#### [What you are asked to do]
Could you copy every record below exactly, leaving out the pictures?

#### [Supplied records]
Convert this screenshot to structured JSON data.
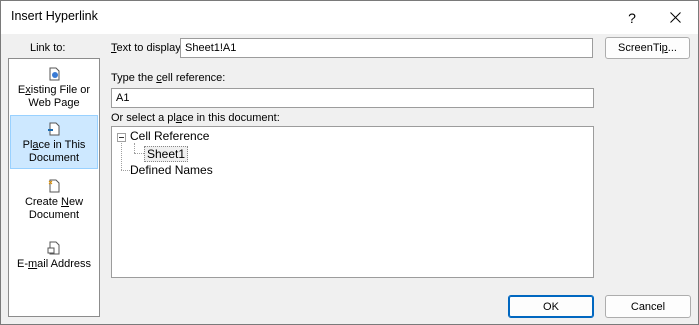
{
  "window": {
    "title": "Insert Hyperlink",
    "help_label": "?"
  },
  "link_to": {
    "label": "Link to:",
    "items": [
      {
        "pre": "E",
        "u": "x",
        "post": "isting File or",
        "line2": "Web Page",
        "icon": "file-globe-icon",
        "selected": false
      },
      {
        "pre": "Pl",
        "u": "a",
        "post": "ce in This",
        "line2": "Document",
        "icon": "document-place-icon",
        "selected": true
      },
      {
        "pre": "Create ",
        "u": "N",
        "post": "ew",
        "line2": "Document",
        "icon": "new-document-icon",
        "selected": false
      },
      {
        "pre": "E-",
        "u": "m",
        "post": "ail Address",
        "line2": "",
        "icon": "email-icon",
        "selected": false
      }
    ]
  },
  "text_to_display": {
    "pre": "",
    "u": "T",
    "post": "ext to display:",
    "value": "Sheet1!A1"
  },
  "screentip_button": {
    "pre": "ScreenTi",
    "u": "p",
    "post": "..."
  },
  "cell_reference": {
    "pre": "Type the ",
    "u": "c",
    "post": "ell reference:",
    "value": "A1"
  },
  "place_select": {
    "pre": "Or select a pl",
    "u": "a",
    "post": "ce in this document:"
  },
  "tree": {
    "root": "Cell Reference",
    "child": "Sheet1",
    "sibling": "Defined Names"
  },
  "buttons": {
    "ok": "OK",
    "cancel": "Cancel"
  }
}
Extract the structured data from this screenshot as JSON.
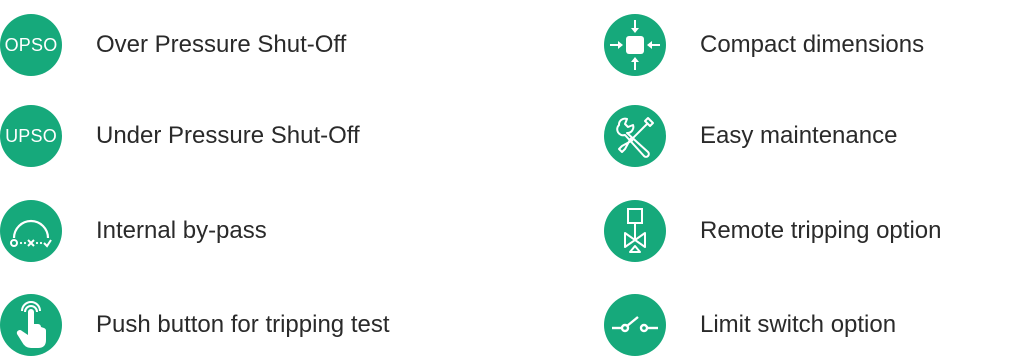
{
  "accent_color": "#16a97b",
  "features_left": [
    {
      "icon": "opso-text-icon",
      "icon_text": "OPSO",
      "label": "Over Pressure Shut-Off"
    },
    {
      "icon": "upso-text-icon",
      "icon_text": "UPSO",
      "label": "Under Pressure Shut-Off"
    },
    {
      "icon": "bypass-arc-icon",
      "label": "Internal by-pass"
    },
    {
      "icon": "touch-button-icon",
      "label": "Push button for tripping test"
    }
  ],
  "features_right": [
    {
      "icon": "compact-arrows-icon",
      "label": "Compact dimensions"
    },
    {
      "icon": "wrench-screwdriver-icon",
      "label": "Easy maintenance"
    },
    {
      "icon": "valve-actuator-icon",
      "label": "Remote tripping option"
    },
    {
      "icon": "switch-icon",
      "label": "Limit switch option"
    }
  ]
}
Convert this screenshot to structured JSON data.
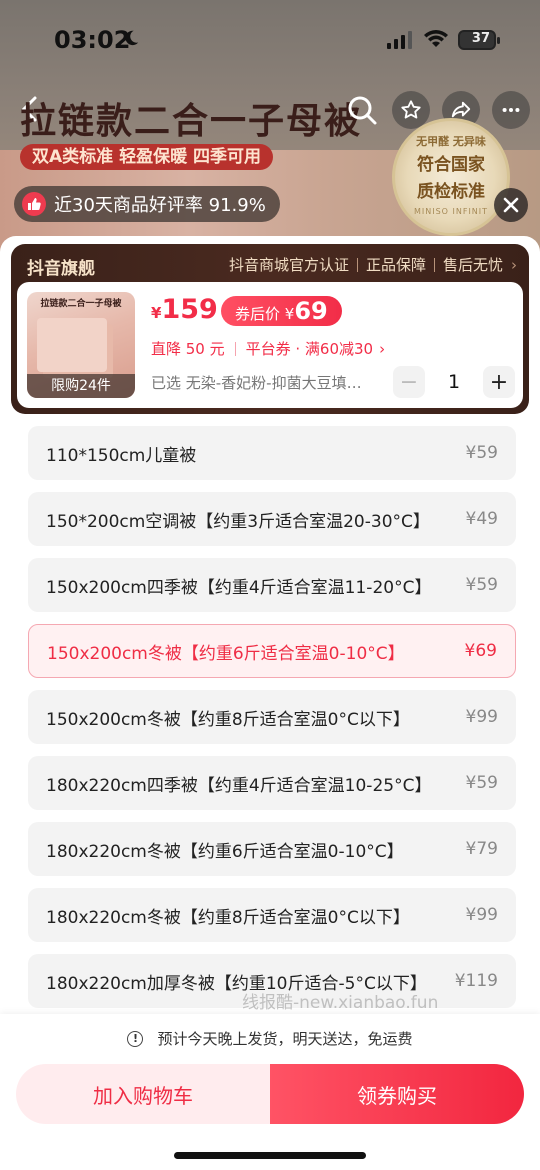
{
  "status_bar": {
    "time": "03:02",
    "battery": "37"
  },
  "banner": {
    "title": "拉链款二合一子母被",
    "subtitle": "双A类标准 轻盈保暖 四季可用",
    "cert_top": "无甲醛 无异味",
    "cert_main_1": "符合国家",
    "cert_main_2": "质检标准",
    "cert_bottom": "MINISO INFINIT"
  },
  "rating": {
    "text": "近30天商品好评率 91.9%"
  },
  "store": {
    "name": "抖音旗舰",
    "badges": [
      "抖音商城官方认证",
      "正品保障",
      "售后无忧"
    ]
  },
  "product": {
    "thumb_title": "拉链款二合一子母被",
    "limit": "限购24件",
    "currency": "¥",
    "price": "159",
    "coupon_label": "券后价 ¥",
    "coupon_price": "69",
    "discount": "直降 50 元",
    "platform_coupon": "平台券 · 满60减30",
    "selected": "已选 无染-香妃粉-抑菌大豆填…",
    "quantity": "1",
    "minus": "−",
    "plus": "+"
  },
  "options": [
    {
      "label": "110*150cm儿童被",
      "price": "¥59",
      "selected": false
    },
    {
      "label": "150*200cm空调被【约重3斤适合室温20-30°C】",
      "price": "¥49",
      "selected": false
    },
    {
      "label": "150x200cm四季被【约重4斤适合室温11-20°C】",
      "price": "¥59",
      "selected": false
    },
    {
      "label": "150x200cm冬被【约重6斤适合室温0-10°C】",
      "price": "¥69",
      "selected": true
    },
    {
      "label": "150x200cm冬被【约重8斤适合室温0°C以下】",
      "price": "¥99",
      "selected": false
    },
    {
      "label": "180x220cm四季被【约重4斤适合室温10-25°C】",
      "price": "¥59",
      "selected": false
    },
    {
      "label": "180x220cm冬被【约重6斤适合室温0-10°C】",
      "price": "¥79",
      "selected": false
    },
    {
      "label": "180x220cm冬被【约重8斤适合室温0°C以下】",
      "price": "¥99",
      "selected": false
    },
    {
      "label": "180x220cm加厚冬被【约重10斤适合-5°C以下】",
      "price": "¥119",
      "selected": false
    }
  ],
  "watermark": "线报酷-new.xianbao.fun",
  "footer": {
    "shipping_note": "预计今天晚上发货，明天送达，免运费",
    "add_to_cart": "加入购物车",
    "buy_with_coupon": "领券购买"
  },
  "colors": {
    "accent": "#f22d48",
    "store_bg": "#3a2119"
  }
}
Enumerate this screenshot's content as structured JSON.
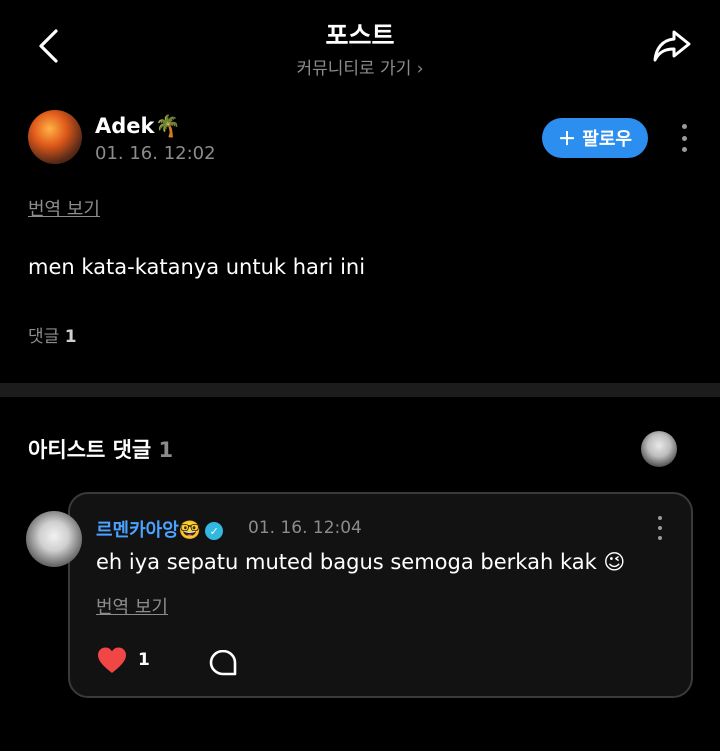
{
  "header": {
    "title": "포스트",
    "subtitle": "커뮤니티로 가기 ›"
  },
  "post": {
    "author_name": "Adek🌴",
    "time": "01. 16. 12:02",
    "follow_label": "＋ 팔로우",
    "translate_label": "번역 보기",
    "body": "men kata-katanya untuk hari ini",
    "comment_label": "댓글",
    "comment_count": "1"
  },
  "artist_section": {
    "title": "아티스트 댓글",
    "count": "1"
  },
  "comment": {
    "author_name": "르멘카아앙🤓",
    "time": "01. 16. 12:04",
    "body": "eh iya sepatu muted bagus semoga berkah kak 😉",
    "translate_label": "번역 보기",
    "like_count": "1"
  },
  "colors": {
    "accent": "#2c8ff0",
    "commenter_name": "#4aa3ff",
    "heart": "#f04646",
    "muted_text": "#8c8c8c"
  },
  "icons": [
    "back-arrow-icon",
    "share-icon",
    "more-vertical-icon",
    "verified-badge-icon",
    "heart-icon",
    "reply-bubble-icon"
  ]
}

#### [Worked solution]
Convert this screenshot to structured JSON data.
{
  "window": {
    "title": "Insert Hyperlink",
    "help_label": "?"
  },
  "link_to": {
    "label": "Link to:",
    "items": [
      {
        "pre": "E",
        "u": "x",
        "post": "isting File or",
        "line2": "Web Page",
        "icon": "file-globe-icon",
        "selected": false
      },
      {
        "pre": "Pl",
        "u": "a",
        "post": "ce in This",
        "line2": "Document",
        "icon": "document-place-icon",
        "selected": true
      },
      {
        "pre": "Create ",
        "u": "N",
        "post": "ew",
        "line2": "Document",
        "icon": "new-document-icon",
        "selected": false
      },
      {
        "pre": "E-",
        "u": "m",
        "post": "ail Address",
        "line2": "",
        "icon": "email-icon",
        "selected": false
      }
    ]
  },
  "text_to_display": {
    "pre": "",
    "u": "T",
    "post": "ext to display:",
    "value": "Sheet1!A1"
  },
  "screentip_button": {
    "pre": "ScreenTi",
    "u": "p",
    "post": "..."
  },
  "cell_reference": {
    "pre": "Type the ",
    "u": "c",
    "post": "ell reference:",
    "value": "A1"
  },
  "place_select": {
    "pre": "Or select a pl",
    "u": "a",
    "post": "ce in this document:"
  },
  "tree": {
    "root": "Cell Reference",
    "child": "Sheet1",
    "sibling": "Defined Names"
  },
  "buttons": {
    "ok": "OK",
    "cancel": "Cancel"
  }
}
Extract the structured data from this screenshot as JSON.
{
  "accent_color": "#16a97b",
  "features_left": [
    {
      "icon": "opso-text-icon",
      "icon_text": "OPSO",
      "label": "Over Pressure Shut-Off"
    },
    {
      "icon": "upso-text-icon",
      "icon_text": "UPSO",
      "label": "Under Pressure Shut-Off"
    },
    {
      "icon": "bypass-arc-icon",
      "label": "Internal by-pass"
    },
    {
      "icon": "touch-button-icon",
      "label": "Push button for tripping test"
    }
  ],
  "features_right": [
    {
      "icon": "compact-arrows-icon",
      "label": "Compact dimensions"
    },
    {
      "icon": "wrench-screwdriver-icon",
      "label": "Easy maintenance"
    },
    {
      "icon": "valve-actuator-icon",
      "label": "Remote tripping option"
    },
    {
      "icon": "switch-icon",
      "label": "Limit switch option"
    }
  ]
}
Convert this screenshot to structured JSON data.
{
  "status_bar": {
    "time": "03:02",
    "battery": "37"
  },
  "banner": {
    "title": "拉链款二合一子母被",
    "subtitle": "双A类标准 轻盈保暖 四季可用",
    "cert_top": "无甲醛 无异味",
    "cert_main_1": "符合国家",
    "cert_main_2": "质检标准",
    "cert_bottom": "MINISO INFINIT"
  },
  "rating": {
    "text": "近30天商品好评率 91.9%"
  },
  "store": {
    "name": "抖音旗舰",
    "badges": [
      "抖音商城官方认证",
      "正品保障",
      "售后无忧"
    ]
  },
  "product": {
    "thumb_title": "拉链款二合一子母被",
    "limit": "限购24件",
    "currency": "¥",
    "price": "159",
    "coupon_label": "券后价 ¥",
    "coupon_price": "69",
    "discount": "直降 50 元",
    "platform_coupon": "平台券 · 满60减30",
    "selected": "已选 无染-香妃粉-抑菌大豆填…",
    "quantity": "1",
    "minus": "−",
    "plus": "+"
  },
  "options": [
    {
      "label": "110*150cm儿童被",
      "price": "¥59",
      "selected": false
    },
    {
      "label": "150*200cm空调被【约重3斤适合室温20-30°C】",
      "price": "¥49",
      "selected": false
    },
    {
      "label": "150x200cm四季被【约重4斤适合室温11-20°C】",
      "price": "¥59",
      "selected": false
    },
    {
      "label": "150x200cm冬被【约重6斤适合室温0-10°C】",
      "price": "¥69",
      "selected": true
    },
    {
      "label": "150x200cm冬被【约重8斤适合室温0°C以下】",
      "price": "¥99",
      "selected": false
    },
    {
      "label": "180x220cm四季被【约重4斤适合室温10-25°C】",
      "price": "¥59",
      "selected": false
    },
    {
      "label": "180x220cm冬被【约重6斤适合室温0-10°C】",
      "price": "¥79",
      "selected": false
    },
    {
      "label": "180x220cm冬被【约重8斤适合室温0°C以下】",
      "price": "¥99",
      "selected": false
    },
    {
      "label": "180x220cm加厚冬被【约重10斤适合-5°C以下】",
      "price": "¥119",
      "selected": false
    }
  ],
  "watermark": "线报酷-new.xianbao.fun",
  "footer": {
    "shipping_note": "预计今天晚上发货，明天送达，免运费",
    "add_to_cart": "加入购物车",
    "buy_with_coupon": "领券购买"
  },
  "colors": {
    "accent": "#f22d48",
    "store_bg": "#3a2119"
  }
}
Enumerate this screenshot's content as structured JSON.
{
  "header": {
    "title": "포스트",
    "subtitle": "커뮤니티로 가기 ›"
  },
  "post": {
    "author_name": "Adek🌴",
    "time": "01. 16. 12:02",
    "follow_label": "＋ 팔로우",
    "translate_label": "번역 보기",
    "body": "men kata-katanya untuk hari ini",
    "comment_label": "댓글",
    "comment_count": "1"
  },
  "artist_section": {
    "title": "아티스트 댓글",
    "count": "1"
  },
  "comment": {
    "author_name": "르멘카아앙🤓",
    "time": "01. 16. 12:04",
    "body": "eh iya sepatu muted bagus semoga berkah kak 😉",
    "translate_label": "번역 보기",
    "like_count": "1"
  },
  "colors": {
    "accent": "#2c8ff0",
    "commenter_name": "#4aa3ff",
    "heart": "#f04646",
    "muted_text": "#8c8c8c"
  },
  "icons": [
    "back-arrow-icon",
    "share-icon",
    "more-vertical-icon",
    "verified-badge-icon",
    "heart-icon",
    "reply-bubble-icon"
  ]
}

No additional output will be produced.